:: Activity ::
The entries should be given again in full. Alter nothing.

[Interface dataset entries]
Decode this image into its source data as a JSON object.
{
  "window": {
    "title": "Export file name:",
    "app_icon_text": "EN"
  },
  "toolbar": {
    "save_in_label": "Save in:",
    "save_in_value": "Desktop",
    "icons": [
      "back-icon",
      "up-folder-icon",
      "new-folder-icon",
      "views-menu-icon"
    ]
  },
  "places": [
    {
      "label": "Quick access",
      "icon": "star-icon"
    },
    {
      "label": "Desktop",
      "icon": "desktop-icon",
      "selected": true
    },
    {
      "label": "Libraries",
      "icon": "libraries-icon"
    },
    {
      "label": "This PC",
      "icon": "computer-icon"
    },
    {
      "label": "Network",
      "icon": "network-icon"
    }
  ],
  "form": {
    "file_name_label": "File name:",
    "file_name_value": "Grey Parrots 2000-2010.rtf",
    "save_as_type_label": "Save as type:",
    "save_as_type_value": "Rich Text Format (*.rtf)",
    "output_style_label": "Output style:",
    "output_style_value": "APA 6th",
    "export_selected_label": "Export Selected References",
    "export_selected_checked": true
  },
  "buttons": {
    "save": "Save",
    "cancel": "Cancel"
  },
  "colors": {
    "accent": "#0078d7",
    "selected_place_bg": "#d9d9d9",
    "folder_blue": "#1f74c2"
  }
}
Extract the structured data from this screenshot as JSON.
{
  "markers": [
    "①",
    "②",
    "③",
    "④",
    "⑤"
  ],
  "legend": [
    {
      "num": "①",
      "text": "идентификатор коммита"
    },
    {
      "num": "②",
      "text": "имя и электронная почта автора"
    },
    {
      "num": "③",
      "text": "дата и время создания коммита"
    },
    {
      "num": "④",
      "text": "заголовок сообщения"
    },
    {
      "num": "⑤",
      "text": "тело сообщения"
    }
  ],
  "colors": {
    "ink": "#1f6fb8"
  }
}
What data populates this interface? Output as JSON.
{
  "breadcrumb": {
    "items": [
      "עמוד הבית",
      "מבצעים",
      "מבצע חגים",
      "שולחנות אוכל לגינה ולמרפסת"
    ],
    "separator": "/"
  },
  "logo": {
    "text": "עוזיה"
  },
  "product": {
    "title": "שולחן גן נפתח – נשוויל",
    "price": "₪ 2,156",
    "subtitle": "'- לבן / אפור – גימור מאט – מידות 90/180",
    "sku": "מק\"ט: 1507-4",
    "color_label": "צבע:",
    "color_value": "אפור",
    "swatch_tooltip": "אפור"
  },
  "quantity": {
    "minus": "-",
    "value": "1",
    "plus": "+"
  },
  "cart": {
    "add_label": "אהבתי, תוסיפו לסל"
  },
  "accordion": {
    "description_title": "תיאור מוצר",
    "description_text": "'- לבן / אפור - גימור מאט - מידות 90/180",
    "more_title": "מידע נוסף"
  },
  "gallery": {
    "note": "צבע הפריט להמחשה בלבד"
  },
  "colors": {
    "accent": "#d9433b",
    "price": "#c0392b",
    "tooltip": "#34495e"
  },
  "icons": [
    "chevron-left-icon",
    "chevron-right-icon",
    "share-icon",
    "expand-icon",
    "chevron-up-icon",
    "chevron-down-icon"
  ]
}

:: Reply to the task ::
Decode this image into its source data as a JSON object.
{
  "window": {
    "title": "Export file name:",
    "app_icon_text": "EN"
  },
  "toolbar": {
    "save_in_label": "Save in:",
    "save_in_value": "Desktop",
    "icons": [
      "back-icon",
      "up-folder-icon",
      "new-folder-icon",
      "views-menu-icon"
    ]
  },
  "places": [
    {
      "label": "Quick access",
      "icon": "star-icon"
    },
    {
      "label": "Desktop",
      "icon": "desktop-icon",
      "selected": true
    },
    {
      "label": "Libraries",
      "icon": "libraries-icon"
    },
    {
      "label": "This PC",
      "icon": "computer-icon"
    },
    {
      "label": "Network",
      "icon": "network-icon"
    }
  ],
  "form": {
    "file_name_label": "File name:",
    "file_name_value": "Grey Parrots 2000-2010.rtf",
    "save_as_type_label": "Save as type:",
    "save_as_type_value": "Rich Text Format (*.rtf)",
    "output_style_label": "Output style:",
    "output_style_value": "APA 6th",
    "export_selected_label": "Export Selected References",
    "export_selected_checked": true
  },
  "buttons": {
    "save": "Save",
    "cancel": "Cancel"
  },
  "colors": {
    "accent": "#0078d7",
    "selected_place_bg": "#d9d9d9",
    "folder_blue": "#1f74c2"
  }
}
Extract the structured data from this screenshot as JSON.
{
  "markers": [
    "①",
    "②",
    "③",
    "④",
    "⑤"
  ],
  "legend": [
    {
      "num": "①",
      "text": "идентификатор коммита"
    },
    {
      "num": "②",
      "text": "имя и электронная почта автора"
    },
    {
      "num": "③",
      "text": "дата и время создания коммита"
    },
    {
      "num": "④",
      "text": "заголовок сообщения"
    },
    {
      "num": "⑤",
      "text": "тело сообщения"
    }
  ],
  "colors": {
    "ink": "#1f6fb8"
  }
}
What data populates this interface? Output as JSON.
{
  "breadcrumb": {
    "items": [
      "עמוד הבית",
      "מבצעים",
      "מבצע חגים",
      "שולחנות אוכל לגינה ולמרפסת"
    ],
    "separator": "/"
  },
  "logo": {
    "text": "עוזיה"
  },
  "product": {
    "title": "שולחן גן נפתח – נשוויל",
    "price": "₪ 2,156",
    "subtitle": "'- לבן / אפור – גימור מאט – מידות 90/180",
    "sku": "מק\"ט: 1507-4",
    "color_label": "צבע:",
    "color_value": "אפור",
    "swatch_tooltip": "אפור"
  },
  "quantity": {
    "minus": "-",
    "value": "1",
    "plus": "+"
  },
  "cart": {
    "add_label": "אהבתי, תוסיפו לסל"
  },
  "accordion": {
    "description_title": "תיאור מוצר",
    "description_text": "'- לבן / אפור - גימור מאט - מידות 90/180",
    "more_title": "מידע נוסף"
  },
  "gallery": {
    "note": "צבע הפריט להמחשה בלבד"
  },
  "colors": {
    "accent": "#d9433b",
    "price": "#c0392b",
    "tooltip": "#34495e"
  },
  "icons": [
    "chevron-left-icon",
    "chevron-right-icon",
    "share-icon",
    "expand-icon",
    "chevron-up-icon",
    "chevron-down-icon"
  ]
}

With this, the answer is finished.